Music MM in Performance, Vocal

Program Purpose

The intent of the specialization is to prepare students with outstanding performance potential to be competitive in performance and teaching careers and to be advocates for the arts in their communities. They may help meet the needs for skilled performers of solo, small and large ensemble music, and they will be able to teach privately and help meet the considerable community demand for excellent private studio teachers.

Curricular Structure

The 32 hours required of the MM in Performance include a research class and 6 hours from theory, history, and education electives. In addition, all students in this program must take courses in literature, pedagogy, and supervised teaching. They then prepare a full recital and paper as a culminating project. Electives fill out the rest of the 32 hour requirement.

Graduate Catalog

Department Information

School of Music Graduate Handbook

BYU Graduate School Application

Learning Outcomes

Performance Skills

Students will

Courses that Contribute: MUSIC 697B
Linked to BYU Aims: Communicate effectively, Human knowledge, Competence
Pedagogical Development

Extend depth of teaching skills through further pedagogical study and experience.

Courses that Contribute: MUSIC 617R MUSIC 670
Linked to BYU Aims: Communicate effectively, Competence, Lifelong learning

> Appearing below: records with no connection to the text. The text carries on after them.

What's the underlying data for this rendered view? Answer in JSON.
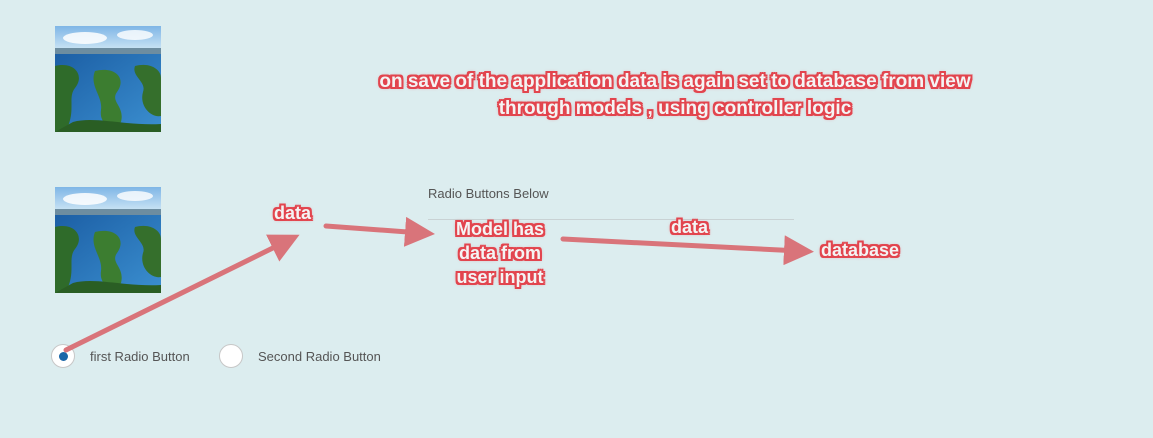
{
  "section": {
    "title": "Radio Buttons Below"
  },
  "radios": [
    {
      "label": "first Radio Button",
      "checked": true
    },
    {
      "label": "Second Radio Button",
      "checked": false
    }
  ],
  "annotations": {
    "top_line1": "on save of the application data is again set to database from view",
    "top_line2": "through models , using controller logic",
    "data_left": "data",
    "model_line1": "Model has",
    "model_line2": "data from",
    "model_line3": "user input",
    "data_right": "data",
    "database": "database"
  },
  "colors": {
    "background": "#dcedef",
    "annotation_outline": "#e2454e",
    "arrow": "#d9747a",
    "radio_selected": "#1a66a8"
  },
  "images": [
    {
      "icon": "lake-landscape-image"
    },
    {
      "icon": "lake-landscape-image"
    }
  ]
}
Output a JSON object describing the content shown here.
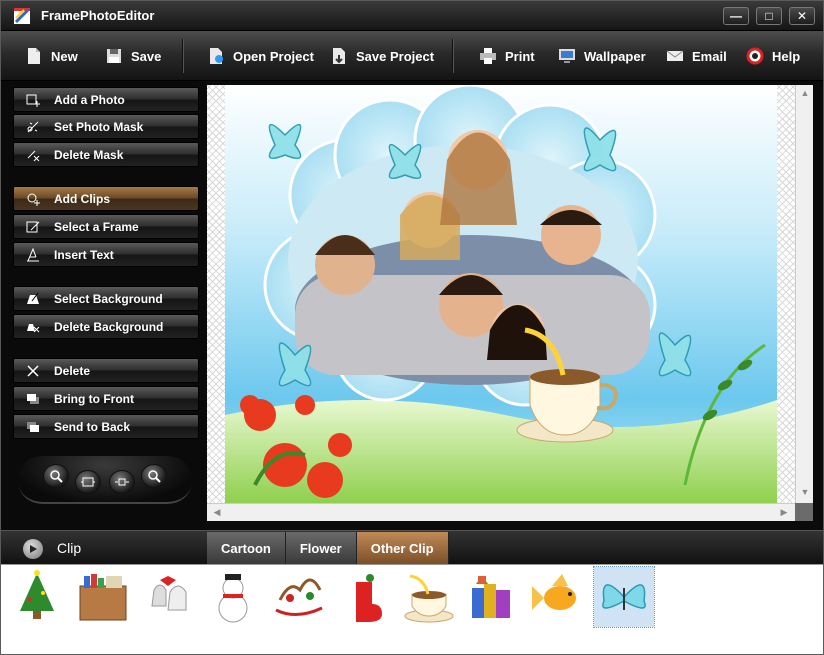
{
  "window": {
    "title": "FramePhotoEditor",
    "min": "—",
    "max": "□",
    "close": "✕"
  },
  "toolbar": {
    "new": "New",
    "save": "Save",
    "open_project": "Open Project",
    "save_project": "Save Project",
    "print": "Print",
    "wallpaper": "Wallpaper",
    "email": "Email",
    "help": "Help"
  },
  "sidebar": {
    "items": [
      {
        "label": "Add a Photo",
        "icon": "add-photo-icon"
      },
      {
        "label": "Set Photo Mask",
        "icon": "photo-mask-icon"
      },
      {
        "label": "Delete Mask",
        "icon": "delete-mask-icon"
      },
      {
        "label": "Add Clips",
        "icon": "add-clips-icon",
        "active": true
      },
      {
        "label": "Select a Frame",
        "icon": "frame-icon"
      },
      {
        "label": "Insert Text",
        "icon": "text-icon"
      },
      {
        "label": "Select Background",
        "icon": "background-icon"
      },
      {
        "label": "Delete Background",
        "icon": "delete-background-icon"
      },
      {
        "label": "Delete",
        "icon": "delete-icon"
      },
      {
        "label": "Bring to Front",
        "icon": "bring-front-icon"
      },
      {
        "label": "Send to Back",
        "icon": "send-back-icon"
      }
    ]
  },
  "zoom": {
    "icons": [
      "zoom-in-icon",
      "fit-window-icon",
      "actual-size-icon",
      "zoom-out-icon"
    ]
  },
  "clip_panel": {
    "label": "Clip",
    "tabs": [
      "Cartoon",
      "Flower",
      "Other Clip"
    ],
    "active_tab": "Other Clip",
    "items": [
      "christmas-tree",
      "bookshelf",
      "bells",
      "snowman",
      "sleigh",
      "stocking",
      "coffee-cup",
      "books",
      "goldfish",
      "butterfly"
    ],
    "selected": "butterfly"
  },
  "colors": {
    "accent": "#a87a46",
    "sky": "#7fd0f0",
    "grass": "#a7d86a"
  }
}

Connect their performance experience to academic research that is directly related to their recital and other performance literature.

Courses that Contribute: MUSIC 697A MUSIC 697B
Linked to BYU Aims: Communicate effectively, Human knowledge, Competence
Music History and Theory

Demonstrate knowledge of music history, performance practice, literature and theory from the academic component required for the degree.

Courses that Contribute: MUSIC 697A
Linked to BYU Aims: Think soundly, Human knowledge, Competence
Career and Professionalism

Be educated about, and exposed to, a variety of professional vocal opportunities, including: solo concert work, contemporary vocal ensembles, crossover contemporary vocal styles and techniques, and choral ensembles. This includes encouraging students to participate in a vocal program every summer.

Courses that Contribute: None
Linked to BYU Aims: None

Evidence of Learning

Faculty members use semester proficiency exams, performances, papers, exams and other creative projects to measure the skills and knowledge of their students. In addition, students may complete faculty evaluations at the end of every semester. This information is then shared with the faculty on an individual basis and a copy of the report is given to the Director of the School of Music.

Direct Measures

School of Music faculty prize certain subjective, critical components of a music education such as musicality, creativity, and originality. They recognize the difficulty of assessing such elements objectively, and understand the very act of measuring them drains away their virtue and value. Faculty assess other more explicit evidence of learning using traditional tools throughout the course of classes and lessons, and at periodic advisement points as determined by the college advisement center. These tools include:

Indirect Measures

Indirect evaluations include reviewing the following information:

Learning and Teaching Assessment and Improvement

The School of Music Graduate Council consists of diverse faculty that represents each area of musical study headed by the Associate Director of the School of Music. This committee meets monthly to review and assess all areas of the program to include the admission process, curriculum, students and other issues. They make every effort to ensure that the graduate program meets the high standard of study at BYU and set by the National Association of Schools of Music.